“But I do not want you to be ignorant, brethren, concerning those who have fallen asleep, lest you sorrow as others who have no hope“
From verse 13 to the end of the chapter, Paul talks about the rapture of the church to meet the Lord in the air. This is the blessed hope of the believer.
The word “but” both introduces a new subject but also connects to the previous paragraph. The restlessness of disorderly believers (1 Thessalonians 4:11-12) was, in part, caused by an incomplete understanding of the Rapture of the church. They rightly understood that the coming of Christ was imminent, that is, no sign needed fulfillment before He came again. However, they had not considered the possibility that some of their friends would die before it occurred. They, therefore, plunged into deep grief. Doubts filled their minds as to the status of these prematurely deceased believers.
I do not want you to be ignorant,
This phrase, expressing that Paul does not want them to be ignorant is a formula customarily used to discuss difficult problems and correct false ideas (Romans 1:13; 11:25; 1 Corinthians 10:1; 12:1). Usually, whenever the Bible warns us that we are ignorant about something, it is warranted. The topic of Christians dying is so important to the Thessalonians that it requires an explanation from the apostle Paul.
The only way we can know about the afterlife is through the revelation found in the Bible. If we have adequate knowledge of what the Bible teaches about this subject, then it will dispel excessive grief in our souls. We can only resolve our ignorance by reading the Bible. We will rid ourselves of excessive grief by eliminating our ignorance about the future.
The Thessalonians were clearly looking for the Lord’s return at the rapture, but they did not know the state of their dead loved ones until that point. They thought that those who died would miss the Rapture.
The word “brethren” occurs in verses one, six and nine of this chapter. Paul appeals to the relationship the Thessalonians have with Paul in Christ. The truth that Paul is about to reveal is strictly for those who know Christ.
Knowing biblical truth is the foundation of stability, especially when it comes to eternal things.
The Rapture of the church is an important doctrine, because it affects our future and present hope.
It is important that non-Christians know about the first coming of Christ and its purpose.
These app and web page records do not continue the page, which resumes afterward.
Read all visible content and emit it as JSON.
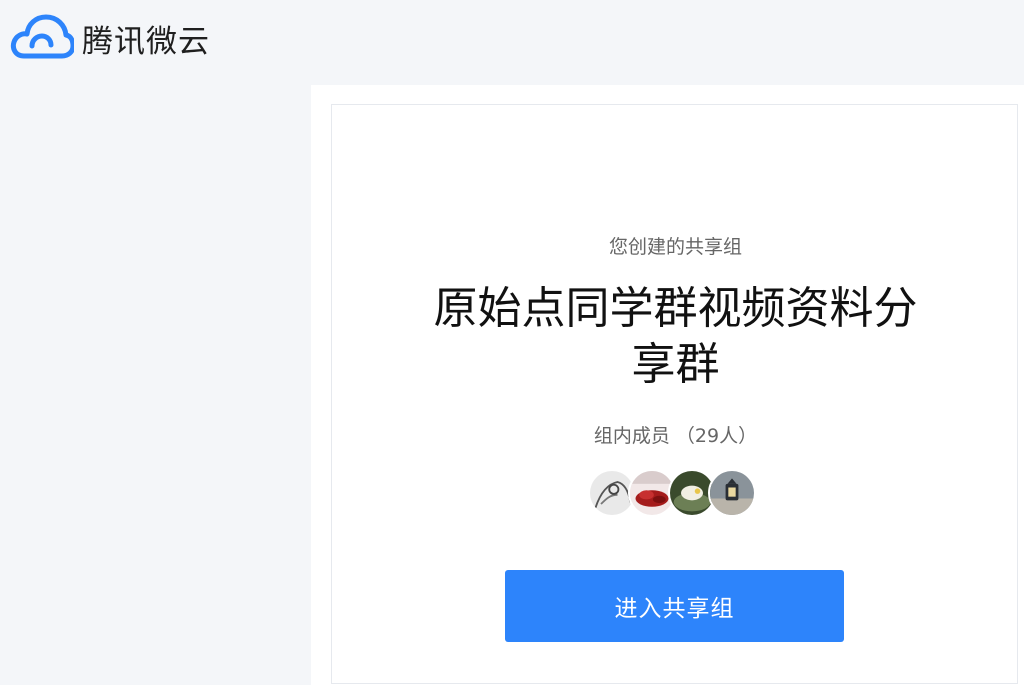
{
  "app": {
    "logo_text": "腾讯微云",
    "logo_icon": "cloud-icon",
    "brand_color": "#2d84fb"
  },
  "share_group": {
    "subtitle": "您创建的共享组",
    "name": "原始点同学群视频资料分享群",
    "members_label": "组内成员 （29人）",
    "member_avatars": [
      "member-avatar-1",
      "member-avatar-2",
      "member-avatar-3",
      "member-avatar-4"
    ],
    "enter_button_label": "进入共享组"
  }
}
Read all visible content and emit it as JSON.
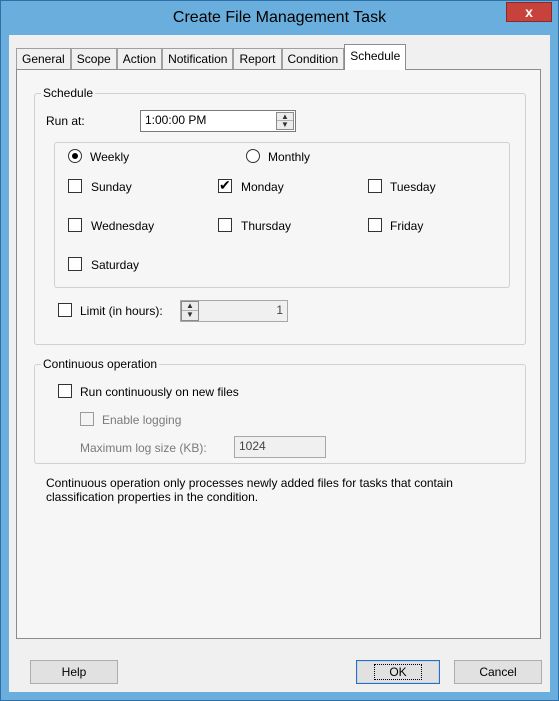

It is also important for Christians to know about the Rapture and second coming of Christ. Jesus’ imminent return to planet earth to translate believers to heaven is a glorious truth that comforts Christians.